But when she saw him, she was troubled at his saying, and considered what manner of greeting this was. Then the angel said to her, "Do not be afraid, Mary, for you have found favor with God. And behold, you will conceive in your womb and bring forth a Son, and shall call His name JESUS. He will be great, and will be called the Son of the Highest; and the Lord God will give Him the throne of His father David. And He will reign over the house of Jacob forever, and of His kingdom there will be no end."
Then Mary said to the angel, "How can this be, since I do not know a man?"
And the angel answered and said to her, "The Holy Spirit will come upon you, and the power of the Highest will overshadow you; therefore, also, that Holy One who is to be born will be called the Son of God. Now indeed, Elizabeth your relative has also conceived a son in her old age; and this is now the sixth month for her who was called barren. For with God nothing will be impossible."

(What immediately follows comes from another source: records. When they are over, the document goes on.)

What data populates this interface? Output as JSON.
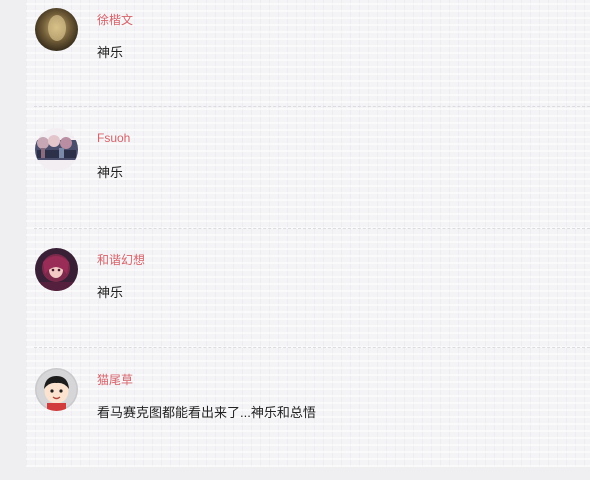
{
  "comments": [
    {
      "username": "徐楷文",
      "text": "神乐",
      "avatar_icon": "user-avatar-brown-icon"
    },
    {
      "username": "Fsuoh",
      "text": "神乐",
      "avatar_icon": "user-avatar-anime-group-icon"
    },
    {
      "username": "和谐幻想",
      "text": "神乐",
      "avatar_icon": "user-avatar-anime-girl-icon"
    },
    {
      "username": "猫尾草",
      "text": "看马赛克图都能看出来了...神乐和总悟",
      "avatar_icon": "user-avatar-cartoon-boy-icon"
    }
  ],
  "colors": {
    "username": "#d4646b",
    "text": "#222222",
    "separator": "#dcdbe0"
  }
}
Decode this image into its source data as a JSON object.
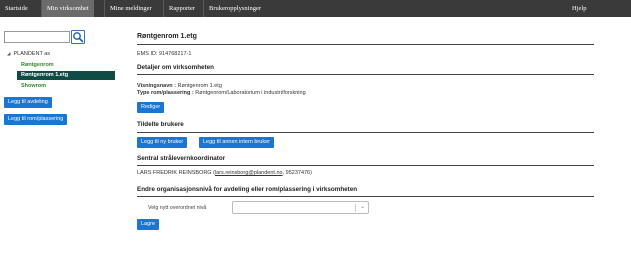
{
  "nav": {
    "items": [
      {
        "label": "Startside"
      },
      {
        "label": "Min virksomhet"
      },
      {
        "label": "Mine meldinger"
      },
      {
        "label": "Rapporter"
      },
      {
        "label": "Brukeropplysninger"
      }
    ],
    "help_label": "Hjelp",
    "active_index": 1
  },
  "sidebar": {
    "search": {
      "value": "",
      "placeholder": ""
    },
    "search_icon": "magnifier-icon",
    "tree": {
      "root_label": "PLANDENT as",
      "items": [
        {
          "label": "Røntgenrom"
        },
        {
          "label": "Røntgenrom 1.etg"
        },
        {
          "label": "Showrom"
        }
      ],
      "selected_index": 1
    },
    "add_department_label": "Legg til avdeling",
    "add_room_label": "Legg til rom/plassering"
  },
  "main": {
    "title": "Røntgenrom 1.etg",
    "ems_id": "EMS ID: 914768217-1",
    "details": {
      "heading": "Detaljer om virksomheten",
      "display_name_label": "Visningsnavn :",
      "display_name_value": " Røntgenrom 1.etg",
      "room_type_label": "Type rom/plassering :",
      "room_type_value": " Røntgenrom/Laboratorium i industri/forskning",
      "edit_label": "Rediger"
    },
    "users": {
      "heading": "Tildelte brukere",
      "add_new_user_label": "Legg til ny bruker",
      "add_internal_user_label": "Legg til annen intern bruker"
    },
    "coordinator": {
      "heading": "Sentral strålevernkoordinator",
      "name": "LARS FREDRIK REINSBORG (",
      "email": "lars.reinsborg@plandent.no",
      "phone": ", 95237476)"
    },
    "org": {
      "heading": "Endre organisasjonsnivå for avdeling eller rom/plassering i virksomheten",
      "parent_label": "Velg nytt overordnet nivå",
      "parent_value": "",
      "save_label": "Lagre"
    }
  },
  "colors": {
    "nav_bg": "#3a3a3a",
    "nav_active": "#6b6b6b",
    "primary": "#1976d2",
    "tree_green": "#2d8a2d",
    "tree_selected": "#114b45"
  }
}
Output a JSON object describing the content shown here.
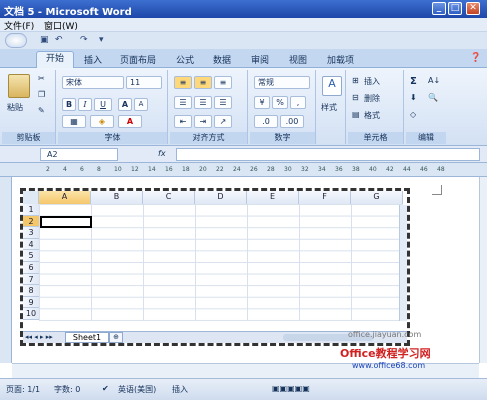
{
  "window": {
    "title": "文档 5 - Microsoft Word"
  },
  "menu": {
    "file": "文件(F)",
    "window": "窗口(W)"
  },
  "tabs": [
    "开始",
    "插入",
    "页面布局",
    "公式",
    "数据",
    "审阅",
    "视图",
    "加载项"
  ],
  "ribbon": {
    "clipboard": {
      "label": "剪贴板",
      "paste": "粘贴"
    },
    "font": {
      "label": "字体",
      "name": "宋体",
      "size": "11",
      "bold": "B",
      "italic": "I",
      "underline": "U",
      "grow": "A",
      "shrink": "A"
    },
    "alignment": {
      "label": "对齐方式"
    },
    "number": {
      "label": "数字",
      "format": "常规",
      "percent": "%",
      "comma": ","
    },
    "styles": {
      "label": "样式"
    },
    "cells": {
      "label": "单元格",
      "insert": "插入",
      "delete": "删除",
      "format": "格式"
    },
    "editing": {
      "label": "编辑",
      "sum": "Σ"
    }
  },
  "formula_bar": {
    "name_box": "A2",
    "fx": "fx"
  },
  "ruler": [
    "2",
    "4",
    "6",
    "8",
    "10",
    "12",
    "14",
    "16",
    "18",
    "20",
    "22",
    "24",
    "26",
    "28",
    "30",
    "32",
    "34",
    "36",
    "38",
    "40",
    "42",
    "44",
    "46",
    "48"
  ],
  "sheet": {
    "columns": [
      "A",
      "B",
      "C",
      "D",
      "E",
      "F",
      "G"
    ],
    "rows": [
      "1",
      "2",
      "3",
      "4",
      "5",
      "6",
      "7",
      "8",
      "9",
      "10"
    ],
    "tab": "Sheet1"
  },
  "status": {
    "page": "页面: 1/1",
    "words": "字数: 0",
    "language": "英语(美国)",
    "mode": "插入"
  },
  "watermark": {
    "site": "office.jiayuan.com",
    "brand": "Office教程学习网",
    "url": "www.office68.com"
  }
}
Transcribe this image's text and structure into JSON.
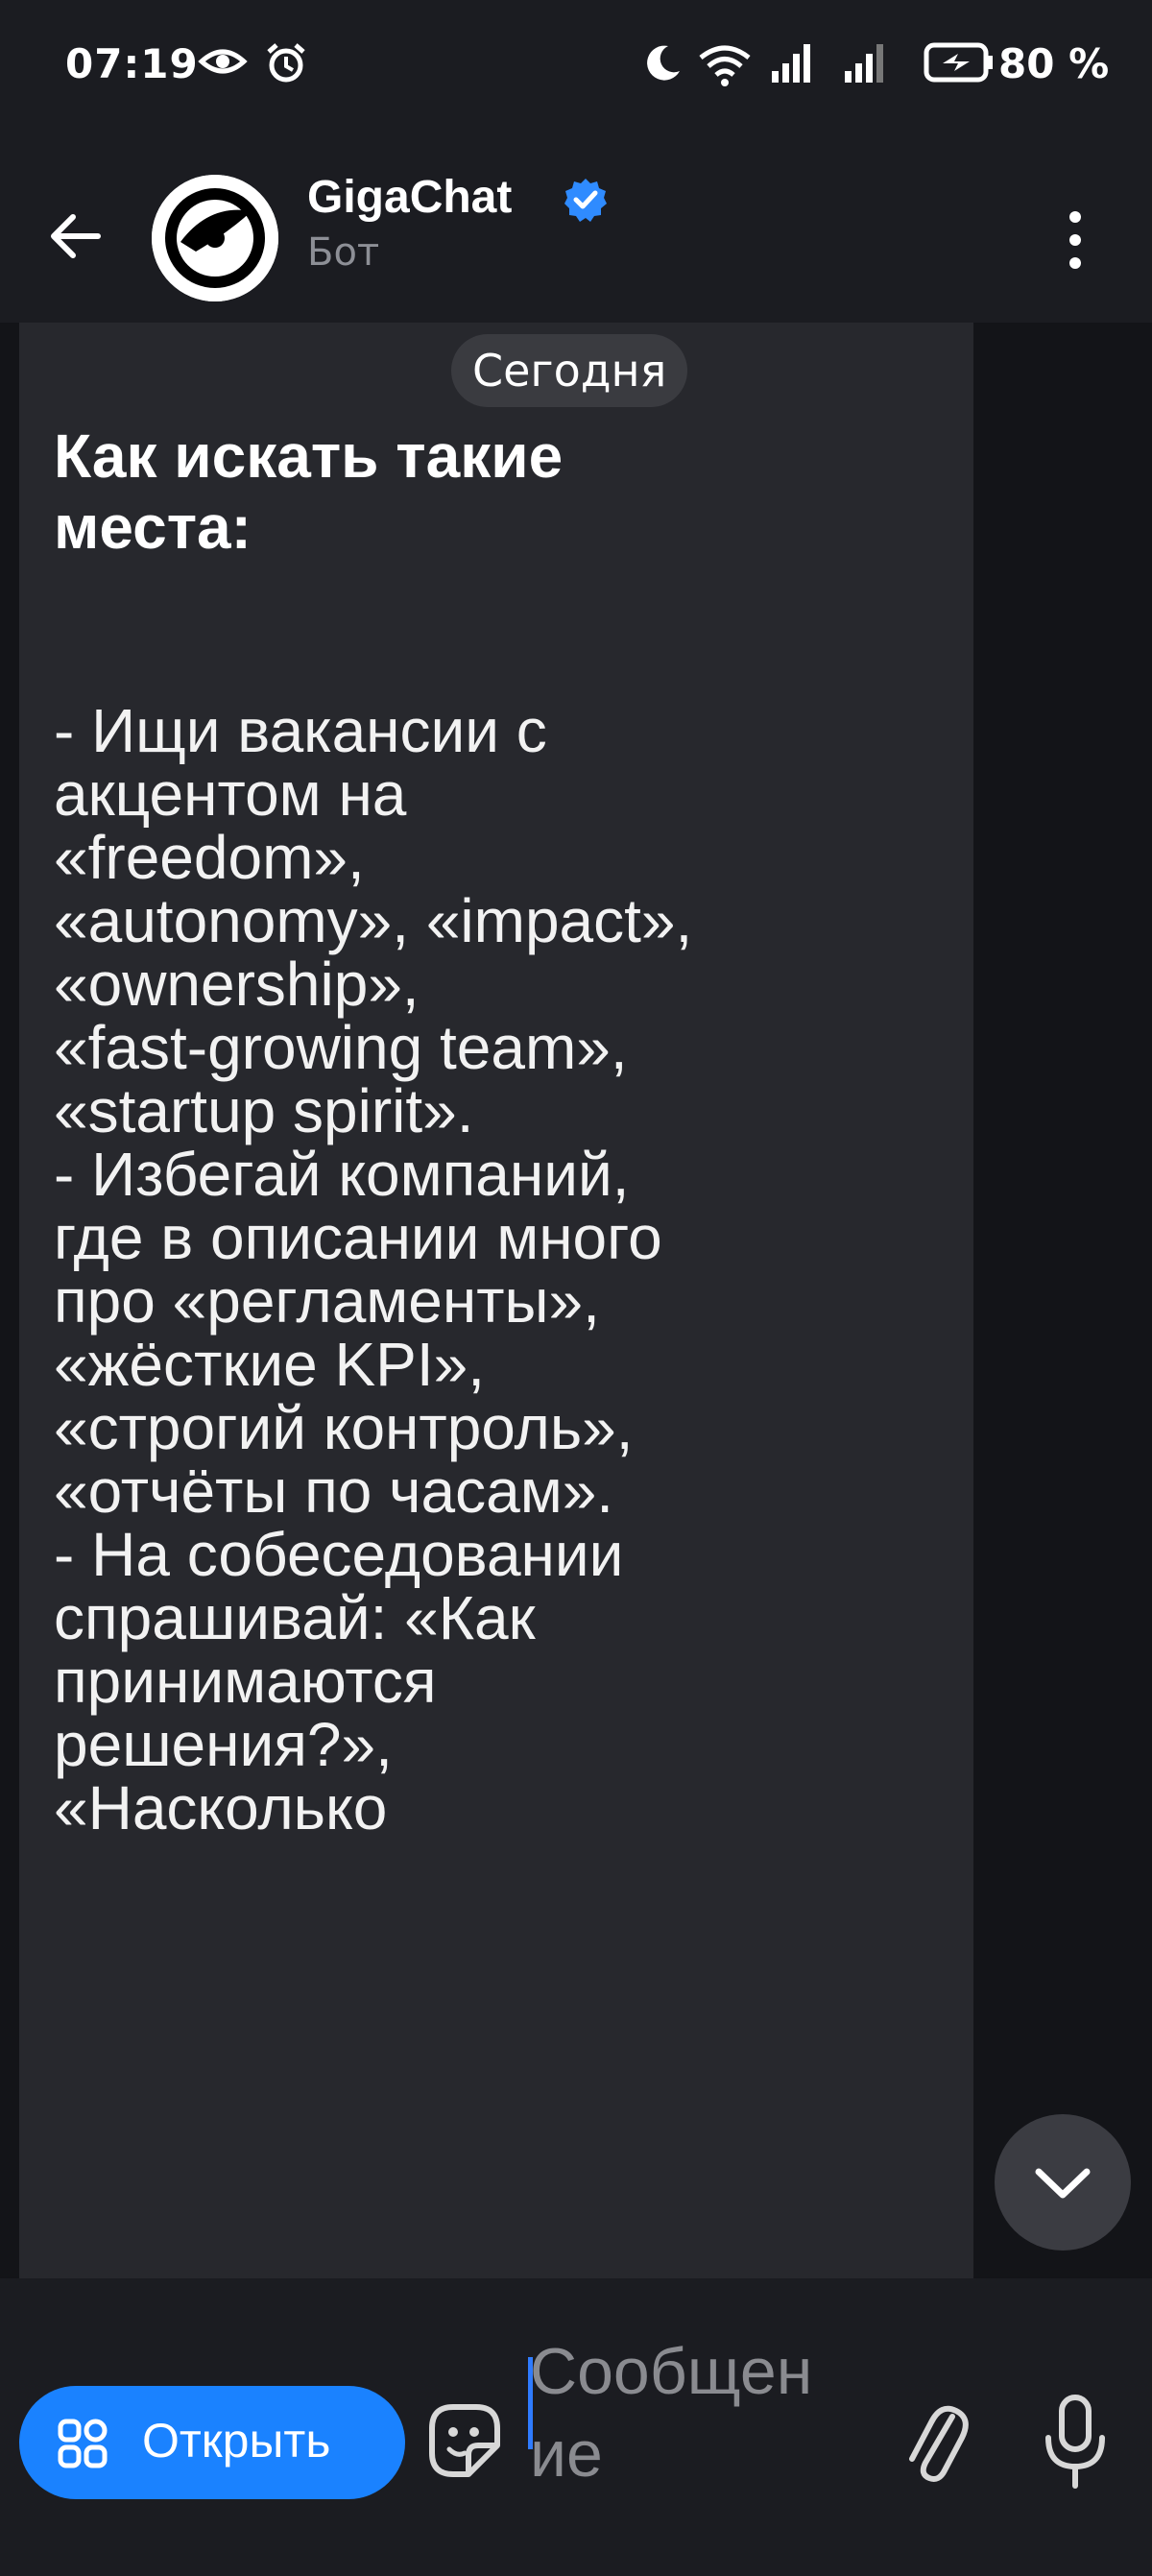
{
  "status_bar": {
    "time": "07:19",
    "battery": "80 %",
    "icons": [
      "eye-icon",
      "alarm-icon",
      "moon-icon",
      "wifi-icon",
      "signal-icon",
      "signal-icon",
      "battery-icon"
    ]
  },
  "header": {
    "title": "GigaChat",
    "subtitle": "Бот",
    "icons": {
      "back": "arrow-left-icon",
      "verified": "verified-check-icon",
      "menu": "more-vertical-icon"
    }
  },
  "chat": {
    "date_label": "Сегодня",
    "message": {
      "title": "Как искать такие\nместа:",
      "body": "- Ищи вакансии с\nакцентом на\n«freedom»,\n«autonomy», «impact»,\n«ownership»,\n«fast-growing team»,\n«startup spirit».\n- Избегай компаний,\nгде в описании много\nпро «регламенты»,\n«жёсткие KPI»,\n«строгий контроль»,\n«отчёты по часам».\n- На собеседовании\nспрашивай: «Как\nпринимаются\nрешения?»,\n«Насколько"
    }
  },
  "input_bar": {
    "open_label": "Открыть",
    "placeholder": "Сообщение",
    "icons": {
      "open": "mini-app-grid-icon",
      "sticker": "sticker-icon",
      "attach": "paperclip-icon",
      "mic": "microphone-icon"
    }
  },
  "colors": {
    "background": "#131418",
    "bar": "#1b1c21",
    "bubble": "#27282d",
    "accent": "#1a82ff"
  }
}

Then Mary said, "Behold the maidservant of the Lord! Let it be to me according to your word." And the angel departed from her. –Luke 1:26-38
As you look at the story of Jesus' miraculous entry into our world as a baby, you can't help focusing on the incredible way God introduced Himself to a teenage girl, radically shaking up her paradigm—and all of mankind's—forever after. (Photo: Keisha Castle-Hughes/The Nativity Story-IMDB)
When I look at Mary portrayed in the pages of the Bible, and especially in this passage of Luke, I can't help but notice some familiar, and then amazing qualities of this young woman, which speak to all of us.
Here was a teenage girl, of the lineage of David, and the tribe of Judah. Great ancestry, yes, but, what is so inspiring to me is Mary's simple, yet solid trust and faith in God, even when she didn't understand the whole scope of His plan.
An ordinary day suddenly became extraordinary when her routine was interrupted by the visit of the angel, Gabriel. Having been sent by God with the news that would forever change the course of history, Gabriel greets Mary accordingly, calling her "highly favored," "blessed among women," and that "the Lord is with" her.
Understandably, she is taken aback and troubled by his words to her—trying to figure out what this greeting could possibly mean. (Of course, the fact that AN ANGEL was standing in front of her was probably unnerving at the very least—Daniel had another reaction, but I digress)
Gabriel goes on to explain God's plan to bring the long awaited Messiah to the world. I can imagine that it must have been hard for Mary to hear anything the angel said, past the part about her conceiving and "bringing forth a son"!
When the Heavenly messenger takes a breath, it was the first thing—and the only thing—that Mary questions him about.
"How can this be?" she asks, "since I do not know a man?"
Now, earlier in the chapter, Zacharias received a little visit from Gabriel as well. When told about his own coming miraculous event, he poses a similar question to the angel. Why is it that his question brought him rebuke and discipline, while Mary's did not?
The angel rebuked Zacharias for his unbelief. After all, his scenario had happened before—with Abraham and Sarah. And he was a priest; of all people, he should've responded in faith.
Mary, on the other hand, had a very legitimate question, and she was not chastened for unbelief. In fact, after Gabriel explains what will happen to Mary, she responds with a heart of obedience, surrender, humility and trust…
"Behold the hand-maiden of the Lord. Let it be done to me according to Your Word," she said.
This young woman rose to God's occasion for her and chose to embrace His plan in FAITH, though she didn't comprehend it all.
I'll be the first to admit that I'm frequently mystified by what God seems to be doing at various times in my life. But, I—and all of us—are given the opportunity to embrace it in faith, trusting the benevolent love of the God that we've come to know.
These are precarious times—financially, emotionally, and in many other ways. But, the Apostle John reminds us in 1 John 5:4, "For whatever is born of God overcomes the world. And this is the victory that has overcome the world—OUR FAITH." (emphasis mine)
It was Mary's example, and it still holds true for each of us some 2,000+ years later; that solid, simple trust in God—faith.